With the departure of Miles Boykin, Claypool will become the leading Irish target, the prime candidate to replace Boykin’s 59 catches for 872 yards and eight touchdowns. A year ago, asking Claypool to put up numbers like that would have been a leap beyond reason, but after a 2018 season in which he accounted for 50 catches, 639 yards and four touchdowns, Claypool becoming an offense’s best playmaker is fathomable beyond just pinning those hopes on the Canadian native’s athleticism.

Claypool’s career began as a special teams star, making 11 tackles in 2016, while catching only five passes for 81 yards. An inconsistent sophomore season followed, managing 29 catches for 402 yards and two touchdowns. Those may sound like solid numbers, but they include only five catches in the season’s final four games and only one game with more than four catches all season.

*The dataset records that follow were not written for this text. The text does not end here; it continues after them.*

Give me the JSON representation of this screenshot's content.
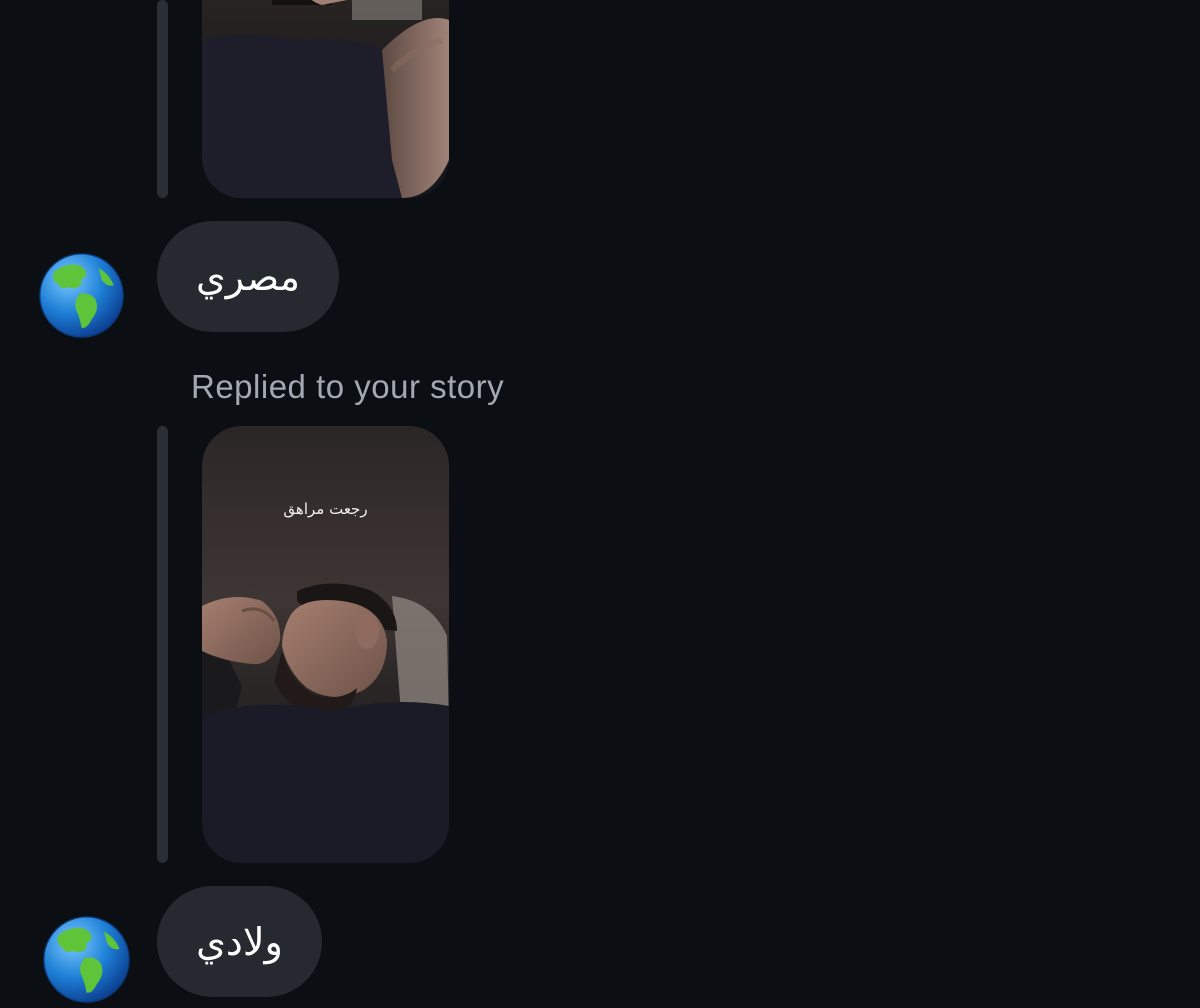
{
  "conversation": {
    "messages": [
      {
        "type": "story_reply_preview",
        "story_text": ""
      },
      {
        "type": "text",
        "text": "مصري"
      },
      {
        "type": "story_reply",
        "label": "Replied to your story",
        "story_text": "رجعت مراهق"
      },
      {
        "type": "text",
        "text": "ولادي"
      }
    ],
    "avatar_icon": "globe-americas-icon"
  },
  "colors": {
    "background": "#0b0f14",
    "bubble": "#262a30",
    "reply_bar": "#2a2e35",
    "label": "#a3a9b2",
    "text": "#ffffff"
  }
}
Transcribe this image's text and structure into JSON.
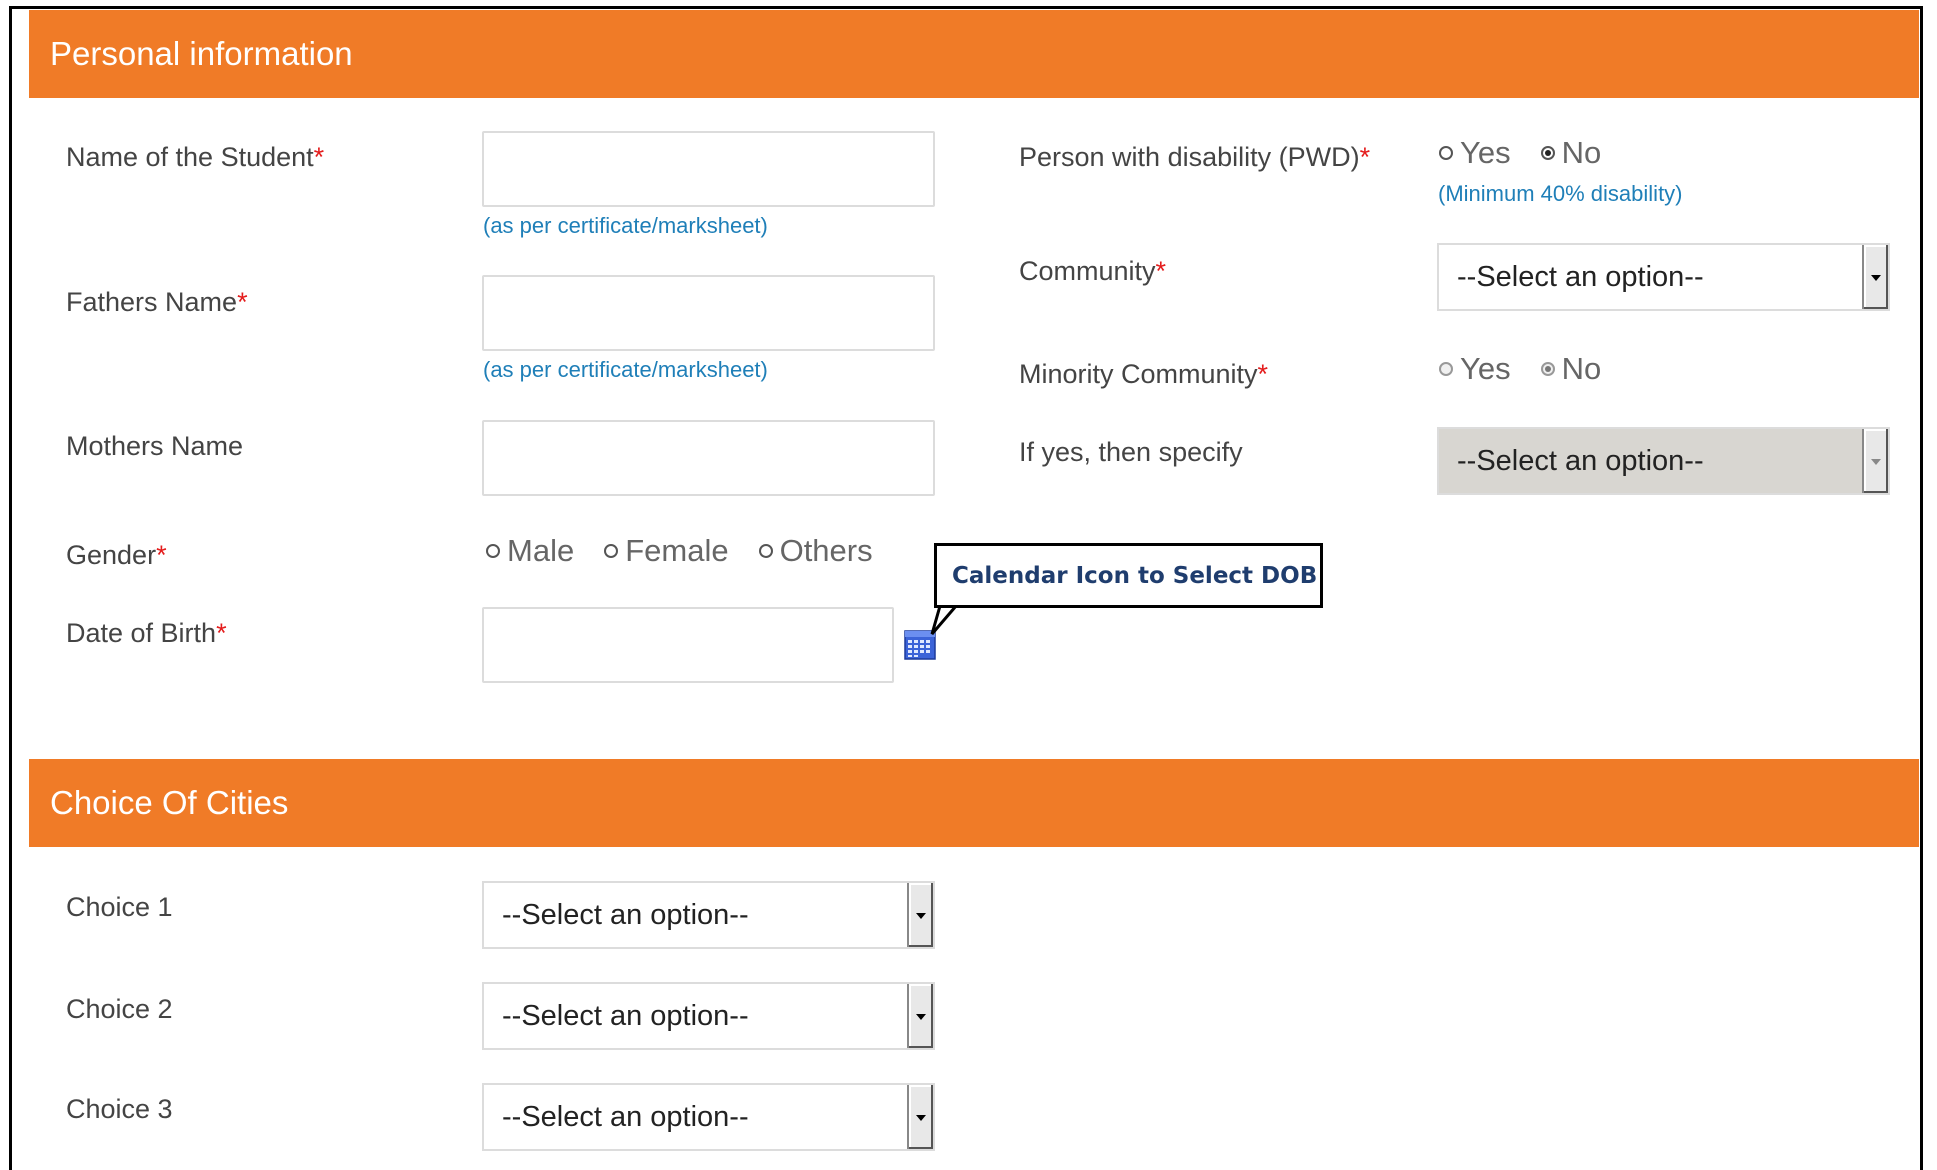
{
  "personal": {
    "title": "Personal information",
    "name_label": "Name of the Student",
    "name_hint": "(as per certificate/marksheet)",
    "father_label": "Fathers Name",
    "father_hint": "(as per certificate/marksheet)",
    "mother_label": "Mothers Name",
    "gender_label": "Gender",
    "gender_options": [
      "Male",
      "Female",
      "Others"
    ],
    "dob_label": "Date of Birth",
    "required_mark": "*",
    "pwd_label": "Person with disability (PWD)",
    "pwd_options": [
      "Yes",
      "No"
    ],
    "pwd_selected": "No",
    "pwd_hint": "(Minimum 40% disability)",
    "community_label": "Community",
    "community_value": "--Select an option--",
    "minority_label": "Minority Community",
    "minority_options": [
      "Yes",
      "No"
    ],
    "minority_selected": "No",
    "specify_label": "If yes, then specify",
    "specify_value": "--Select an option--"
  },
  "callout": {
    "text": "Calendar Icon to Select DOB"
  },
  "cities": {
    "title": "Choice Of Cities",
    "choices": [
      {
        "label": "Choice 1",
        "value": "--Select an option--"
      },
      {
        "label": "Choice 2",
        "value": "--Select an option--"
      },
      {
        "label": "Choice 3",
        "value": "--Select an option--"
      }
    ]
  },
  "colors": {
    "accent": "#f07b27",
    "required": "#e41c1c",
    "hint": "#1f7fb8",
    "callout_text": "#1f3d6e"
  },
  "icons": {
    "calendar": "calendar-icon"
  }
}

Claypool had at least four catches in seven games this season, all started by junior quarterback Ian Book. With Book throwing, Claypool averaged 4.67 catches and 58.56 yards per game, highlighted by eight for 130 at Northwestern.

Claypool and current senior Chris Finke will presumably both start again, while one of a number of rising sophomores could step in either for Boykin on the boundary or for Claypool on the field side with Claypool possibly taking over boundary duties.

With five catches for 90 yards in his freshman campaign and a skill set similar to Boykin’s, Kevin Austin may be the front-runner for that starting role.